I’m a huge fan of Org mode and I already use Org mode to configure my Emacs. Using Org mode for Emacs configuration is not new and used by many Emacs users. But I haven’t seen (m)any people use Org mode to assemble their dotfiles.

Literate dotfiles logo

After a lot of fiddling, but I ended up with the result: Literate dotfiles.

This project employs two features of Org mode:

  • Tangling
  • Publishing

Org mode tangling

Tangling is the Org mode feature that handles the blocks between BEGIN_SRC and END_SRC. You can execute those pieces of source code, or you can write them to other files. This is how the actual dotfiles get written to their correct location.

I’ve created a Makefile and elisp/tangle.el which make it possible to tangle files from the command line. But it’s just some magic around (org-babel-tangle). So when I’m modifying the file in Emacs, I just run that command directly with the keybinding C-c C-v t.

Org mode properties

On the project README I’ve described which Org mode properties are used to configure the output files. There are a lot of possibilities, and uses several techniques in one source file.

Org mode publishing

Publishing is the part how the web pages for are generated. I kept the configuration and styling of the publishing pretty bare, but you can find all the details in elisp/publish.el.

The project webpages are put online using GitLab Pages. The details can be found in .gitlab-ci.yml, which are based on pages/org-mode.


There are still a few minor problems I might need to resolve one day.

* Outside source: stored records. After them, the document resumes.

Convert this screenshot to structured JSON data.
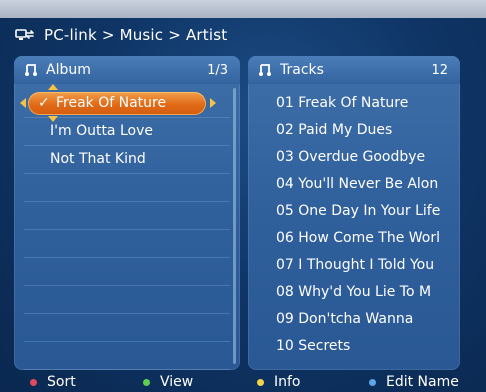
{
  "header": {
    "breadcrumb": "PC-link > Music > Artist",
    "icon": "pc-link-icon"
  },
  "album_panel": {
    "title": "Album",
    "page": "1/3",
    "items": [
      {
        "label": "Freak Of Nature",
        "selected": true
      },
      {
        "label": "I'm Outta Love"
      },
      {
        "label": "Not That Kind"
      }
    ]
  },
  "tracks_panel": {
    "title": "Tracks",
    "count": "12",
    "items": [
      "01 Freak Of Nature",
      "02 Paid My Dues",
      "03 Overdue Goodbye",
      "04 You'll Never Be Alon",
      "05 One Day In Your Life",
      "06 How Come The Worl",
      "07 I Thought I Told You",
      "08 Why'd You Lie To M",
      "09 Don'tcha Wanna",
      "10 Secrets"
    ]
  },
  "footer": {
    "sort": {
      "label": "Sort",
      "color": "#e04a5a"
    },
    "view": {
      "label": "View",
      "color": "#5fcf4f"
    },
    "info": {
      "label": "Info",
      "color": "#f2d34a"
    },
    "edit": {
      "label": "Edit Name",
      "color": "#5aa6e8"
    }
  },
  "icons": {
    "selected_mark": "✓",
    "note": "music-note-icon"
  }
}
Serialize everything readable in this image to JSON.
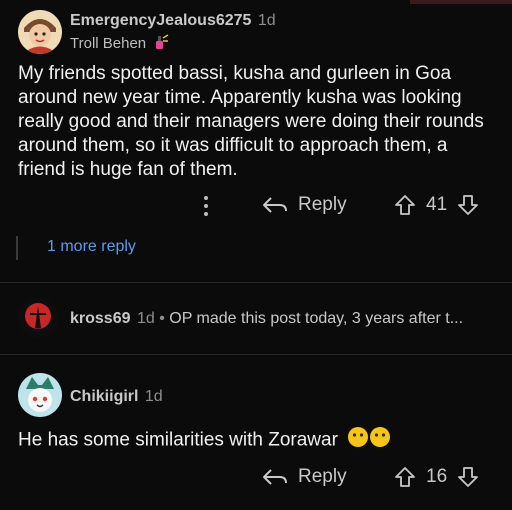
{
  "comments": [
    {
      "username": "EmergencyJealous6275",
      "age": "1d",
      "flair": "Troll Behen",
      "body": "My friends spotted bassi, kusha and gurleen in Goa around new year time. Apparently kusha was looking really good and their managers were doing their rounds around them, so it was difficult to approach them, a friend is huge fan of them.",
      "reply_label": "Reply",
      "score": "41",
      "more_replies": "1 more reply"
    },
    {
      "username": "kross69",
      "age": "1d",
      "separator": "•",
      "preview": "OP made this post today, 3 years after t..."
    },
    {
      "username": "Chikiigirl",
      "age": "1d",
      "body": "He has some similarities with Zorawar",
      "reply_label": "Reply",
      "score": "16"
    }
  ],
  "colors": {
    "background": "#0b0b0b",
    "link": "#5b9cf0",
    "emoji": "#f5c518"
  }
}
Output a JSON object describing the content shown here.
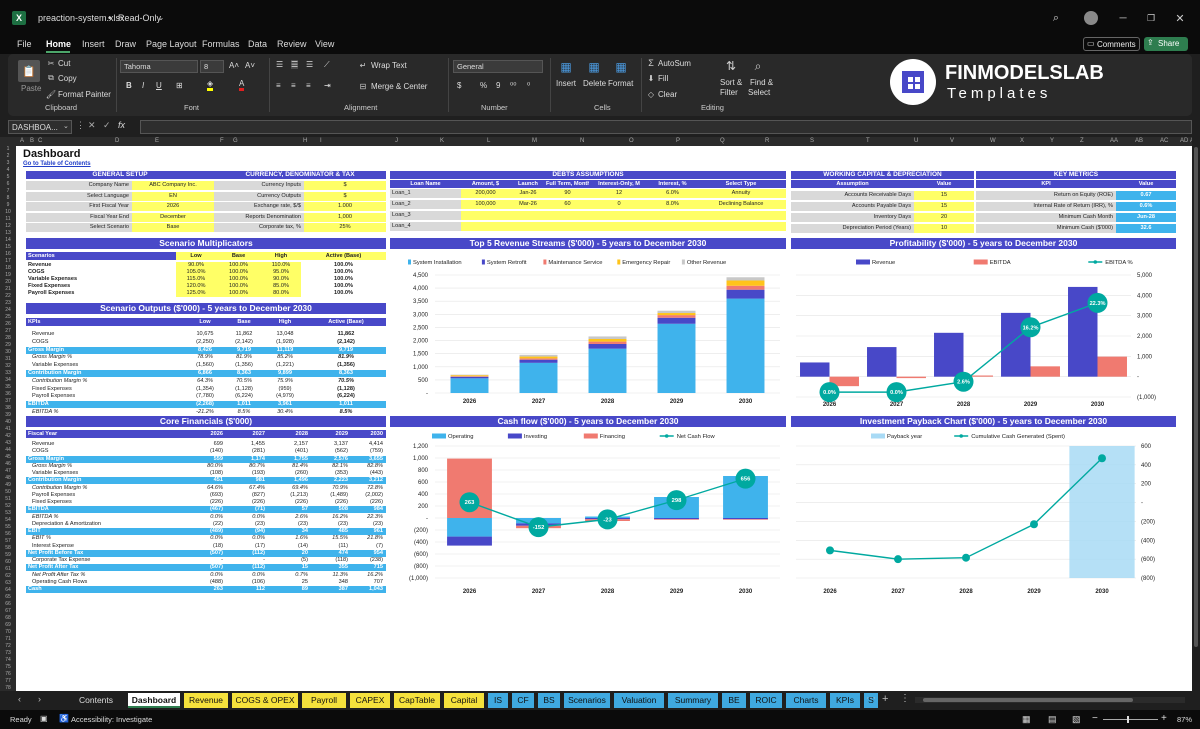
{
  "title": {
    "file": "preaction-system.xlsx",
    "mode": "Read-Only"
  },
  "menu": [
    "File",
    "Home",
    "Insert",
    "Draw",
    "Page Layout",
    "Formulas",
    "Data",
    "Review",
    "View"
  ],
  "comments_label": "Comments",
  "share_label": "Share",
  "ribbon": {
    "paste": "Paste",
    "cut": "Cut",
    "copy": "Copy",
    "format_painter": "Format Painter",
    "clipboard": "Clipboard",
    "font_name": "Tahoma",
    "font_size": "8",
    "font": "Font",
    "wrap": "Wrap Text",
    "merge": "Merge & Center",
    "alignment": "Alignment",
    "number_format": "General",
    "number": "Number",
    "insert": "Insert",
    "delete": "Delete",
    "format": "Format",
    "cells": "Cells",
    "autosum": "AutoSum",
    "fill": "Fill",
    "clear": "Clear",
    "sort": "Sort &",
    "filter": "Filter",
    "find": "Find &",
    "select": "Select",
    "editing": "Editing"
  },
  "logo": {
    "brand": "FINMODELSLAB",
    "sub": "Templates"
  },
  "namebox": "DASHBOA...",
  "fx": "fx",
  "columns": [
    "A",
    "B",
    "C",
    "D",
    "E",
    "F",
    "G",
    "H",
    "I",
    "J",
    "K",
    "L",
    "M",
    "N",
    "O",
    "P",
    "Q",
    "R",
    "S",
    "T",
    "U",
    "V",
    "W",
    "X",
    "Y",
    "Z",
    "AA",
    "AB",
    "AC",
    "AD",
    "AE"
  ],
  "dash": {
    "title": "Dashboard",
    "link": "Go to Table of Contents"
  },
  "general": {
    "header": "GENERAL SETUP",
    "rows": [
      [
        "Company Name",
        "ABC Company Inc."
      ],
      [
        "Select Language",
        "EN"
      ],
      [
        "First Fiscal Year",
        "2026"
      ],
      [
        "Fiscal Year End",
        "December"
      ],
      [
        "Select Scenario",
        "Base"
      ]
    ]
  },
  "currency": {
    "header": "CURRENCY, DENOMINATOR & TAX",
    "rows": [
      [
        "Currency Inputs",
        "$"
      ],
      [
        "Currency Outputs",
        "$"
      ],
      [
        "Exchange rate, $/$",
        "1.000"
      ],
      [
        "Reports Denomination",
        "1,000"
      ],
      [
        "Corporate tax, %",
        "25%"
      ]
    ]
  },
  "debts": {
    "header": "DEBTS ASSUMPTIONS",
    "cols": [
      "Loan Name",
      "Amount, $",
      "Launch",
      "Full Term, Months",
      "Interest-Only, M",
      "Interest, %",
      "Select Type"
    ],
    "rows": [
      [
        "Loan_1",
        "200,000",
        "Jan-26",
        "90",
        "12",
        "6.0%",
        "Annuity"
      ],
      [
        "Loan_2",
        "100,000",
        "Mar-26",
        "60",
        "0",
        "8.0%",
        "Declining Balance"
      ],
      [
        "Loan_3",
        "",
        "",
        "",
        "",
        "",
        ""
      ],
      [
        "Loan_4",
        "",
        "",
        "",
        "",
        "",
        ""
      ]
    ]
  },
  "wc": {
    "header": "WORKING CAPITAL & DEPRECIATION",
    "cols": [
      "Assumption",
      "Value"
    ],
    "rows": [
      [
        "Accounts Receivable Days",
        "15"
      ],
      [
        "Accounts Payable Days",
        "15"
      ],
      [
        "Inventory Days",
        "20"
      ],
      [
        "Depreciation Period (Years)",
        "10"
      ]
    ]
  },
  "kpi": {
    "header": "KEY METRICS",
    "cols": [
      "KPI",
      "Value"
    ],
    "rows": [
      [
        "Return on Equity (ROE)",
        "0.67"
      ],
      [
        "Internal Rate of Return (IRR), %",
        "0.6%"
      ],
      [
        "Minimum Cash Month",
        "Jun-28"
      ],
      [
        "Minimum Cash ($'000)",
        "32.6"
      ]
    ]
  },
  "mult": {
    "header": "Scenario Multiplicators",
    "cols": [
      "Scenarios",
      "Low",
      "Base",
      "High",
      "Active (Base)"
    ],
    "rows": [
      [
        "Revenue",
        "90.0%",
        "100.0%",
        "110.0%",
        "100.0%"
      ],
      [
        "COGS",
        "105.0%",
        "100.0%",
        "95.0%",
        "100.0%"
      ],
      [
        "Variable Expenses",
        "115.0%",
        "100.0%",
        "90.0%",
        "100.0%"
      ],
      [
        "Fixed Expenses",
        "120.0%",
        "100.0%",
        "85.0%",
        "100.0%"
      ],
      [
        "Payroll Expenses",
        "125.0%",
        "100.0%",
        "80.0%",
        "100.0%"
      ]
    ]
  },
  "outputs": {
    "header": "Scenario Outputs ($'000) - 5 years to December 2030",
    "cols": [
      "KPIs",
      "Low",
      "Base",
      "High",
      "Active (Base)"
    ],
    "rows": [
      [
        "Revenue",
        "10,675",
        "11,862",
        "13,048",
        "11,862",
        "n"
      ],
      [
        "COGS",
        "(2,250)",
        "(2,142)",
        "(1,928)",
        "(2,142)",
        "n"
      ],
      [
        "Gross Margin",
        "8,426",
        "9,719",
        "11,119",
        "9,719",
        "h"
      ],
      [
        "Gross Margin %",
        "78.9%",
        "81.9%",
        "85.2%",
        "81.9%",
        "i"
      ],
      [
        "Variable Expenses",
        "(1,560)",
        "(1,356)",
        "(1,221)",
        "(1,356)",
        "n"
      ],
      [
        "Contribution Margin",
        "6,866",
        "8,363",
        "9,899",
        "8,363",
        "h"
      ],
      [
        "Contribution Margin %",
        "64.3%",
        "70.5%",
        "75.9%",
        "70.5%",
        "i"
      ],
      [
        "Fixed Expenses",
        "(1,354)",
        "(1,128)",
        "(959)",
        "(1,128)",
        "n"
      ],
      [
        "Payroll Expenses",
        "(7,780)",
        "(6,224)",
        "(4,979)",
        "(6,224)",
        "n"
      ],
      [
        "EBITDA",
        "(2,268)",
        "1,011",
        "3,961",
        "1,011",
        "h"
      ],
      [
        "EBITDA %",
        "-21.2%",
        "8.5%",
        "30.4%",
        "8.5%",
        "i"
      ]
    ]
  },
  "core": {
    "header": "Core Financials ($'000)",
    "cols": [
      "Fiscal Year",
      "2026",
      "2027",
      "2028",
      "2029",
      "2030"
    ],
    "rows": [
      [
        "Revenue",
        "699",
        "1,455",
        "2,157",
        "3,137",
        "4,414",
        "n"
      ],
      [
        "COGS",
        "(140)",
        "(281)",
        "(401)",
        "(562)",
        "(759)",
        "n"
      ],
      [
        "Gross Margin",
        "559",
        "1,174",
        "1,755",
        "2,576",
        "3,655",
        "h"
      ],
      [
        "Gross Margin %",
        "80.0%",
        "80.7%",
        "81.4%",
        "82.1%",
        "82.8%",
        "i"
      ],
      [
        "Variable Expenses",
        "(108)",
        "(193)",
        "(260)",
        "(353)",
        "(443)",
        "n"
      ],
      [
        "Contribution Margin",
        "451",
        "981",
        "1,496",
        "2,223",
        "3,212",
        "h"
      ],
      [
        "Contribution Margin %",
        "64.6%",
        "67.4%",
        "69.4%",
        "70.9%",
        "72.8%",
        "i"
      ],
      [
        "Payroll Expenses",
        "(693)",
        "(827)",
        "(1,213)",
        "(1,489)",
        "(2,002)",
        "n"
      ],
      [
        "Fixed Expenses",
        "(226)",
        "(226)",
        "(226)",
        "(226)",
        "(226)",
        "n"
      ],
      [
        "EBITDA",
        "(467)",
        "(71)",
        "57",
        "508",
        "984",
        "h"
      ],
      [
        "EBITDA %",
        "0.0%",
        "0.0%",
        "2.6%",
        "16.2%",
        "22.3%",
        "i"
      ],
      [
        "Depreciation & Amortization",
        "(22)",
        "(23)",
        "(23)",
        "(23)",
        "(23)",
        "n"
      ],
      [
        "EBIT",
        "(489)",
        "(94)",
        "34",
        "485",
        "961",
        "h"
      ],
      [
        "EBIT %",
        "0.0%",
        "0.0%",
        "1.6%",
        "15.5%",
        "21.8%",
        "i"
      ],
      [
        "Interest Expense",
        "(18)",
        "(17)",
        "(14)",
        "(11)",
        "(7)",
        "n"
      ],
      [
        "Net Profit Before Tax",
        "(507)",
        "(112)",
        "20",
        "474",
        "954",
        "h"
      ],
      [
        "Corporate Tax Expense",
        "-",
        "-",
        "(5)",
        "(118)",
        "(238)",
        "n"
      ],
      [
        "Net Profit After Tax",
        "(507)",
        "(112)",
        "15",
        "355",
        "715",
        "h"
      ],
      [
        "Net Profit After Tax %",
        "0.0%",
        "0.0%",
        "0.7%",
        "11.3%",
        "16.2%",
        "i"
      ],
      [
        "Operating Cash Flows",
        "(488)",
        "(106)",
        "25",
        "348",
        "707",
        "n"
      ],
      [
        "Cash",
        "263",
        "112",
        "89",
        "387",
        "1,043",
        "h"
      ]
    ]
  },
  "colors": {
    "header": "#4848c8",
    "highlight": "#3fb3ec",
    "input": "#ffff66",
    "label_bg": "#d9d9d9",
    "accent": "#00a9a0"
  },
  "chart_data": [
    {
      "type": "bar",
      "title": "Top 5 Revenue Streams ($'000) - 5 years to December 2030",
      "categories": [
        "2026",
        "2027",
        "2028",
        "2029",
        "2030"
      ],
      "ylim": [
        0,
        4500
      ],
      "yticks": [
        "-",
        "500",
        "1,000",
        "1,500",
        "2,000",
        "2,500",
        "3,000",
        "3,500",
        "4,000",
        "4,500"
      ],
      "series": [
        {
          "name": "System Installation",
          "color": "#3fb3ec",
          "values": [
            560,
            1150,
            1690,
            2640,
            3600
          ]
        },
        {
          "name": "System Retrofit",
          "color": "#4848c8",
          "values": [
            60,
            120,
            180,
            230,
            340
          ]
        },
        {
          "name": "Maintenance Service",
          "color": "#f07a70",
          "values": [
            20,
            50,
            90,
            100,
            150
          ]
        },
        {
          "name": "Emergency Repair",
          "color": "#ffc41a",
          "values": [
            40,
            70,
            100,
            80,
            200
          ]
        },
        {
          "name": "Other Revenue",
          "color": "#c8c8c8",
          "values": [
            19,
            65,
            97,
            87,
            124
          ]
        }
      ]
    },
    {
      "type": "bar",
      "title": "Profitability ($'000) - 5 years to December 2030",
      "categories": [
        "2026",
        "2027",
        "2028",
        "2029",
        "2030"
      ],
      "ylim": [
        -1000,
        5000
      ],
      "yticks": [
        "(1,000)",
        "-",
        "1,000",
        "2,000",
        "3,000",
        "4,000",
        "5,000"
      ],
      "series": [
        {
          "name": "Revenue",
          "color": "#4848c8",
          "values": [
            699,
            1455,
            2157,
            3137,
            4414
          ]
        },
        {
          "name": "EBITDA",
          "color": "#f07a70",
          "values": [
            -467,
            -71,
            57,
            508,
            984
          ]
        }
      ],
      "line": {
        "name": "EBITDA %",
        "color": "#00a9a0",
        "values": [
          0,
          0,
          2.6,
          16.2,
          22.3
        ],
        "labels": [
          "0.0%",
          "0.0%",
          "2.6%",
          "16.2%",
          "22.3%"
        ],
        "max": 25
      }
    },
    {
      "type": "bar",
      "title": "Cash flow ($'000) - 5 years to December 2030",
      "categories": [
        "2026",
        "2027",
        "2028",
        "2029",
        "2030"
      ],
      "ylim": [
        -1000,
        1200
      ],
      "yticks": [
        "(1,000)",
        "(800)",
        "(600)",
        "(400)",
        "(200)",
        "-",
        "200",
        "400",
        "600",
        "800",
        "1,000",
        "1,200"
      ],
      "series": [
        {
          "name": "Operating",
          "color": "#3fb3ec",
          "values": [
            -310,
            -90,
            25,
            350,
            700
          ]
        },
        {
          "name": "Investing",
          "color": "#4848c8",
          "values": [
            -150,
            -40,
            -20,
            -20,
            -20
          ]
        },
        {
          "name": "Financing",
          "color": "#f07a70",
          "values": [
            990,
            -40,
            -30,
            -10,
            -10
          ]
        }
      ],
      "line": {
        "name": "Net Cash Flow",
        "color": "#00a9a0",
        "values": [
          263,
          -152,
          -23,
          298,
          656
        ],
        "labels": [
          "263",
          "-152",
          "-23",
          "298",
          "656"
        ]
      }
    },
    {
      "type": "bar",
      "title": "Investment Payback Chart ($'000) - 5 years to December 2030",
      "categories": [
        "2026",
        "2027",
        "2028",
        "2029",
        "2030"
      ],
      "ylim": [
        -800,
        600
      ],
      "yticks": [
        "(800)",
        "(600)",
        "(400)",
        "(200)",
        "-",
        "200",
        "400",
        "600"
      ],
      "series": [
        {
          "name": "Payback year",
          "color": "#a8daf5",
          "values": [
            0,
            0,
            0,
            0,
            1
          ]
        }
      ],
      "line": {
        "name": "Cumulative Cash Generated (Spent)",
        "color": "#00a9a0",
        "values": [
          -507,
          -600,
          -585,
          -230,
          470
        ]
      }
    }
  ],
  "tabs": [
    {
      "label": "Contents",
      "bg": "#1f1f1f",
      "fg": "#ddd"
    },
    {
      "label": "Dashboard",
      "bg": "#ffffff",
      "fg": "#111"
    },
    {
      "label": "Revenue",
      "bg": "#f5e13c"
    },
    {
      "label": "COGS & OPEX",
      "bg": "#f5e13c"
    },
    {
      "label": "Payroll",
      "bg": "#f5e13c"
    },
    {
      "label": "CAPEX",
      "bg": "#f5e13c"
    },
    {
      "label": "CapTable",
      "bg": "#f5e13c"
    },
    {
      "label": "Capital",
      "bg": "#f5e13c"
    },
    {
      "label": "IS",
      "bg": "#3fa9e0"
    },
    {
      "label": "CF",
      "bg": "#3fa9e0"
    },
    {
      "label": "BS",
      "bg": "#3fa9e0"
    },
    {
      "label": "Scenarios",
      "bg": "#3fa9e0"
    },
    {
      "label": "Valuation",
      "bg": "#3fa9e0"
    },
    {
      "label": "Summary",
      "bg": "#3fa9e0"
    },
    {
      "label": "BE",
      "bg": "#3fa9e0"
    },
    {
      "label": "ROIC",
      "bg": "#3fa9e0"
    },
    {
      "label": "Charts",
      "bg": "#3fa9e0"
    },
    {
      "label": "KPIs",
      "bg": "#3fa9e0"
    },
    {
      "label": "S",
      "bg": "#3fa9e0"
    }
  ],
  "status": {
    "ready": "Ready",
    "accessibility": "Accessibility: Investigate",
    "zoom": "87%"
  }
}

Because Org mode tangles to another file on disk, I need to make sure tangling the source file does not overwrite changes made to the output file directly. But as long as I keep a good habit of only editing the source file, this is no real issue.

I tried to overcome this problem by writing .out files to a .cache directory. The idea was to compare timestamps. If the output file is newer than the .out file, the output was modified by hand and Org mode tangling should not blindly overwrite the file. But since I mostly tangle files directly from Emacs, these .out files are never written. So the idea isn’t fully thought through yet.

Comments are welcome on Reddit or Lobsters.


This was also announced by Irreal.

Mike Hostetler took inspiration to use literate dotfiles.

And other similar projects: